▶
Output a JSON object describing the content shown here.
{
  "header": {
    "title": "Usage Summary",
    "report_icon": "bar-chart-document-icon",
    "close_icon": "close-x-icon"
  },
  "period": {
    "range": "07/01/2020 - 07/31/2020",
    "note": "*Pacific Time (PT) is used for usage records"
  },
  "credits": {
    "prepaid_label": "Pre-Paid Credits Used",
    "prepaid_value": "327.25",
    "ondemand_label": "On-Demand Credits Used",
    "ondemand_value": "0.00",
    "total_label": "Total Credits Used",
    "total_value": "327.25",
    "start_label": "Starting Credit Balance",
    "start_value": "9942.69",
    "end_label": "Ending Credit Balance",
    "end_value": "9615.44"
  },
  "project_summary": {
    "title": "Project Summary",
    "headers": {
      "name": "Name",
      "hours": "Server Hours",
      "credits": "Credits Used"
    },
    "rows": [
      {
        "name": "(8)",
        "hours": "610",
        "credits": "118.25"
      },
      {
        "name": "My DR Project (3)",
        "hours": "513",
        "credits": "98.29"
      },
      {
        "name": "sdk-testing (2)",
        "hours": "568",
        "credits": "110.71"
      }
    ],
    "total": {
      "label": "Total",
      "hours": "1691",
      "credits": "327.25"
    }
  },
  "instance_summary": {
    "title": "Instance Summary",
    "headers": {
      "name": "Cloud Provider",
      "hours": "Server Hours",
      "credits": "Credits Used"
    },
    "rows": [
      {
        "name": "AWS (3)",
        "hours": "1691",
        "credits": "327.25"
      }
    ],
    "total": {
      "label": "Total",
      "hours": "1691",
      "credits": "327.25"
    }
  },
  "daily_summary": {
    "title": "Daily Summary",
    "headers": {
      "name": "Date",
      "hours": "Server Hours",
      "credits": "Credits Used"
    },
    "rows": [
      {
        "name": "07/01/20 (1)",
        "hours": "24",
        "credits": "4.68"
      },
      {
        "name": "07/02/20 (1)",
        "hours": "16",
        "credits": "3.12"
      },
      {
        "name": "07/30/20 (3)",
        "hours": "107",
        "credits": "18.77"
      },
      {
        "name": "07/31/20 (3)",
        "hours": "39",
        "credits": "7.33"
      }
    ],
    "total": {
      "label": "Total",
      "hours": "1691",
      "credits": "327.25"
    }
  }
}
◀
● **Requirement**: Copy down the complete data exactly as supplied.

● **Answer to this problem**:
Output a JSON object describing the content shown here.
{
  "header": {
    "title": "Usage Summary",
    "report_icon": "bar-chart-document-icon",
    "close_icon": "close-x-icon"
  },
  "period": {
    "range": "07/01/2020 - 07/31/2020",
    "note": "*Pacific Time (PT) is used for usage records"
  },
  "credits": {
    "prepaid_label": "Pre-Paid Credits Used",
    "prepaid_value": "327.25",
    "ondemand_label": "On-Demand Credits Used",
    "ondemand_value": "0.00",
    "total_label": "Total Credits Used",
    "total_value": "327.25",
    "start_label": "Starting Credit Balance",
    "start_value": "9942.69",
    "end_label": "Ending Credit Balance",
    "end_value": "9615.44"
  },
  "project_summary": {
    "title": "Project Summary",
    "headers": {
      "name": "Name",
      "hours": "Server Hours",
      "credits": "Credits Used"
    },
    "rows": [
      {
        "name": "(8)",
        "hours": "610",
        "credits": "118.25"
      },
      {
        "name": "My DR Project (3)",
        "hours": "513",
        "credits": "98.29"
      },
      {
        "name": "sdk-testing (2)",
        "hours": "568",
        "credits": "110.71"
      }
    ],
    "total": {
      "label": "Total",
      "hours": "1691",
      "credits": "327.25"
    }
  },
  "instance_summary": {
    "title": "Instance Summary",
    "headers": {
      "name": "Cloud Provider",
      "hours": "Server Hours",
      "credits": "Credits Used"
    },
    "rows": [
      {
        "name": "AWS (3)",
        "hours": "1691",
        "credits": "327.25"
      }
    ],
    "total": {
      "label": "Total",
      "hours": "1691",
      "credits": "327.25"
    }
  },
  "daily_summary": {
    "title": "Daily Summary",
    "headers": {
      "name": "Date",
      "hours": "Server Hours",
      "credits": "Credits Used"
    },
    "rows": [
      {
        "name": "07/01/20 (1)",
        "hours": "24",
        "credits": "4.68"
      },
      {
        "name": "07/02/20 (1)",
        "hours": "16",
        "credits": "3.12"
      },
      {
        "name": "07/30/20 (3)",
        "hours": "107",
        "credits": "18.77"
      },
      {
        "name": "07/31/20 (3)",
        "hours": "39",
        "credits": "7.33"
      }
    ],
    "total": {
      "label": "Total",
      "hours": "1691",
      "credits": "327.25"
    }
  }
}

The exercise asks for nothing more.